One of the single most prevalent diseases that we are facing in America right now is cancer in all of its various forms. Nearly 40 percent of American adults will face a cancer diagnosis within their lifetimes and almost everyone knows someone who has gone through the cancer battle themselves.
One of the biggest issues with cancer and its treatment is the flow of information has been seriously impeded for many decades. Much of the most important information regarding a patient and their treatment is done freehand by the physician in a blank section set aside for this purpose. The problem has been how to streamline that data into a collective database.
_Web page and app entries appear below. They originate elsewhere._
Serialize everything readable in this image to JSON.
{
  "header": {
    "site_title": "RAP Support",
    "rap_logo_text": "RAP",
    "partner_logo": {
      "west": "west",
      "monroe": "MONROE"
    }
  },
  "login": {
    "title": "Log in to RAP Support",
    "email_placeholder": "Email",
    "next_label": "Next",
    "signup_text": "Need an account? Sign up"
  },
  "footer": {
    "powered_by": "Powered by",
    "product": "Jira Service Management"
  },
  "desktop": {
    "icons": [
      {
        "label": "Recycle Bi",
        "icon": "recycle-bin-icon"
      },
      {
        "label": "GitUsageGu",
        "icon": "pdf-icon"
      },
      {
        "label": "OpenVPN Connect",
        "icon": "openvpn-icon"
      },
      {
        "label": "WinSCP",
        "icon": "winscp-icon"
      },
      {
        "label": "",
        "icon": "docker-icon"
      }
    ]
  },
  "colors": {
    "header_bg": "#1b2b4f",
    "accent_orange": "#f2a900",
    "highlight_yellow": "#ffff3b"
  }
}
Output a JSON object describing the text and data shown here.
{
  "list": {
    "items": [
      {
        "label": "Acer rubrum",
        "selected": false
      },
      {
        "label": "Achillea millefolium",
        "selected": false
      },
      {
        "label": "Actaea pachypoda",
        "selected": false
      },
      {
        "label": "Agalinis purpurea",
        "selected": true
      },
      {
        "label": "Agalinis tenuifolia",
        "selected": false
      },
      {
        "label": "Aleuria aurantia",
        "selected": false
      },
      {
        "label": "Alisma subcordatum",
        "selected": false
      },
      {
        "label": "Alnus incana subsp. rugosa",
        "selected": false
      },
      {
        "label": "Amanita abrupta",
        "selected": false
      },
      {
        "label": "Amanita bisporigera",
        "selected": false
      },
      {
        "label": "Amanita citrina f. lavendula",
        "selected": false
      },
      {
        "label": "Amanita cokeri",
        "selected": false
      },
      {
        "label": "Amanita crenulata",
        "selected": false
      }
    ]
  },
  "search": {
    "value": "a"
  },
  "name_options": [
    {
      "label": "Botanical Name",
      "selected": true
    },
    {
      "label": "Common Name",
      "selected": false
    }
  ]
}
That problem is swiftly seeing a remedy with Tempus, Co-founded by Eric Lefkofsky. Tempus is a revolutionary program that is serving a variety of needs within the medical field. One of the most important ways that Tempus is changing the way that cancer treatments are being delivered is through the optical recognition of native handwriting.
This new scanning process enabled Tempus to read the physician’s hand written notes on the patient and store them into a database in an easy to read format. This alone will branch out of just cancer treatment and will change the way a whole range of diseases will be monitored and treated.
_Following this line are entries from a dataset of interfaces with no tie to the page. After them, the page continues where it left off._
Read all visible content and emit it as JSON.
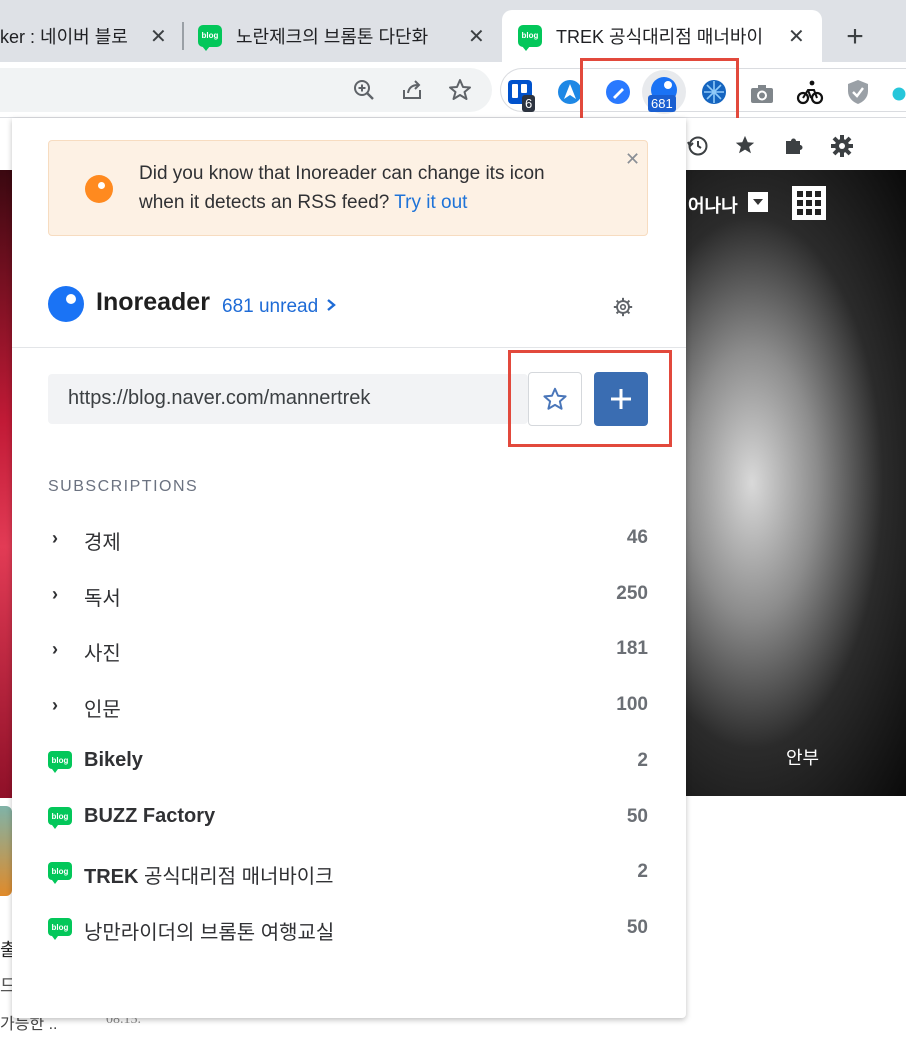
{
  "tabs": [
    {
      "title": "ker : 네이버 블로",
      "favicon": "none"
    },
    {
      "title": "노란제크의 브롬톤 다단화",
      "favicon": "blog-icon"
    },
    {
      "title": "TREK 공식대리점 매너바이",
      "favicon": "blog-icon"
    }
  ],
  "tab_favicon_text": "blog",
  "new_tab_label": "+",
  "toolbar_icons": [
    "zoom-icon",
    "share-icon",
    "bookmark-star-icon"
  ],
  "extensions": {
    "trello_badge": "6",
    "inoreader_badge": "681"
  },
  "page": {
    "right_dropdown": "어나나",
    "right_caption": "안부",
    "left_texts": [
      "출",
      "드",
      "가능한 ..",
      "08.15."
    ]
  },
  "popup": {
    "tip": {
      "text": "Did you know that Inoreader can change its icon when it detects an RSS feed?",
      "link": "Try it out"
    },
    "brand": "Inoreader",
    "unread": "681 unread",
    "url": "https://blog.naver.com/mannertrek",
    "subscriptions_label": "SUBSCRIPTIONS",
    "folders": [
      {
        "name": "경제",
        "count": "46"
      },
      {
        "name": "독서",
        "count": "250"
      },
      {
        "name": "사진",
        "count": "181"
      },
      {
        "name": "인문",
        "count": "100"
      }
    ],
    "feeds": [
      {
        "name_bold": "Bikely",
        "name_rest": "",
        "count": "2"
      },
      {
        "name_bold": "BUZZ Factory",
        "name_rest": "",
        "count": "50"
      },
      {
        "name_bold": "TREK",
        "name_rest": " 공식대리점 매너바이크",
        "count": "2"
      },
      {
        "name_bold": "",
        "name_rest": "낭만라이더의 브롬톤 여행교실",
        "count": "50"
      }
    ]
  },
  "colors": {
    "accent": "#1a73f5",
    "add_button": "#3a6db2",
    "highlight": "#e2493c",
    "tip_bg": "#fdf1e4"
  }
}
Another profound way that Tempus is helping to change the way that cancer treatment is being delivered is through its ability to scan and store collected data on human genome mapping. This is important because most of cancer research today is being done on how to prevent and treat the disease on a molecular level.
Eric Lefkofsky is a graduate of the University of Michigan in Ann Arbor and went on to receive his Juris Doctor degree from the University of Michigan Law School but his life’s path would not take him down the path of a legal career.
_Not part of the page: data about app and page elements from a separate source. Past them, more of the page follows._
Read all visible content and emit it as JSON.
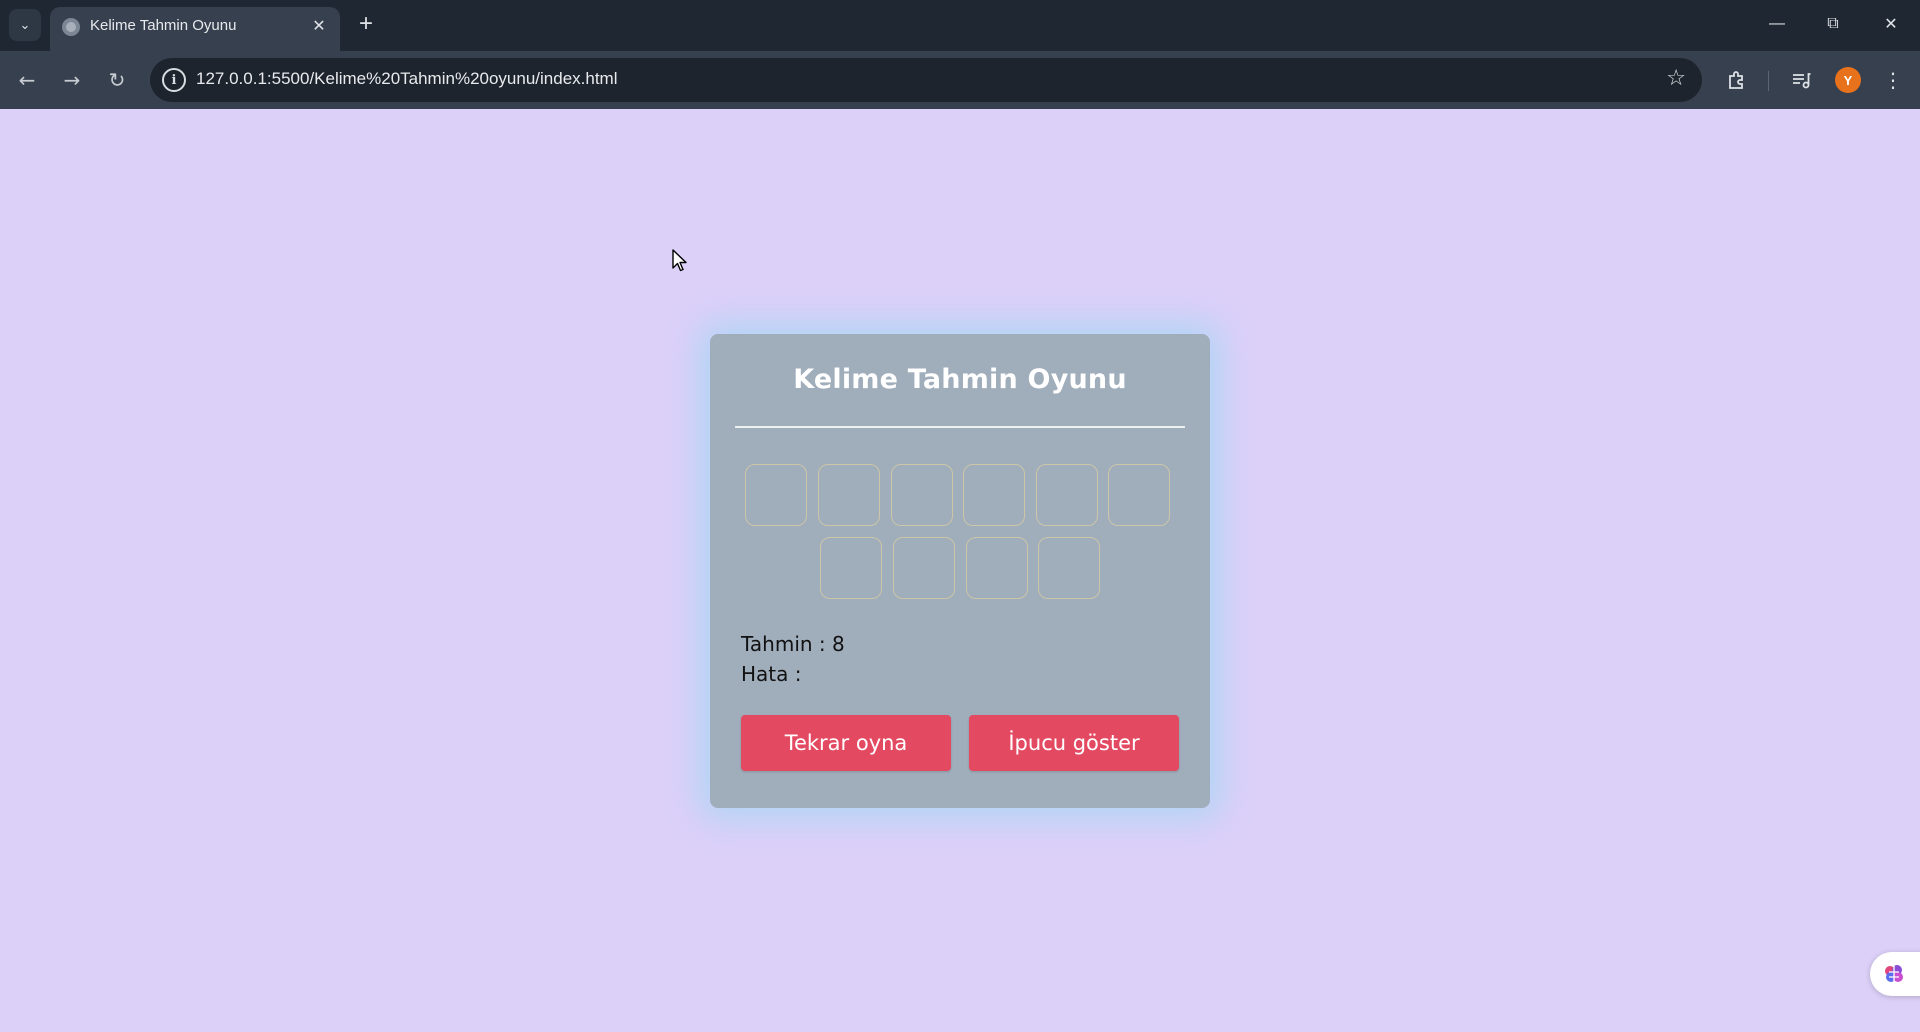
{
  "browser": {
    "tab_title": "Kelime Tahmin Oyunu",
    "url": "127.0.0.1:5500/Kelime%20Tahmin%20oyunu/index.html",
    "profile_initial": "Y"
  },
  "game": {
    "title": "Kelime Tahmin Oyunu",
    "letters_row1": [
      "",
      "",
      "",
      "",
      "",
      ""
    ],
    "letters_row2": [
      "",
      "",
      "",
      ""
    ],
    "guess_label": "Tahmin : 8",
    "error_label": "Hata :",
    "restart_label": "Tekrar oyna",
    "hint_label": "İpucu göster"
  },
  "colors": {
    "page_background": "#dcd0f8",
    "card_background": "#a0adbb",
    "button": "#e34a62",
    "card_glow": "#78dcf5"
  },
  "icons": [
    "tab-search-icon",
    "favicon-icon",
    "close-icon",
    "plus-icon",
    "minimize-icon",
    "restore-icon",
    "back-icon",
    "forward-icon",
    "reload-icon",
    "site-info-icon",
    "star-icon",
    "extensions-icon",
    "media-icon",
    "menu-icon",
    "cursor-icon",
    "brain-icon"
  ]
}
Initially, Eric was swept up in the dot-com revolution and before long he found himself to be a power player and when his wife was diagnosed with breast cancer, it changed his life in many ways. It was at this point when he saw the huge gap in the medical field and how to bridge it.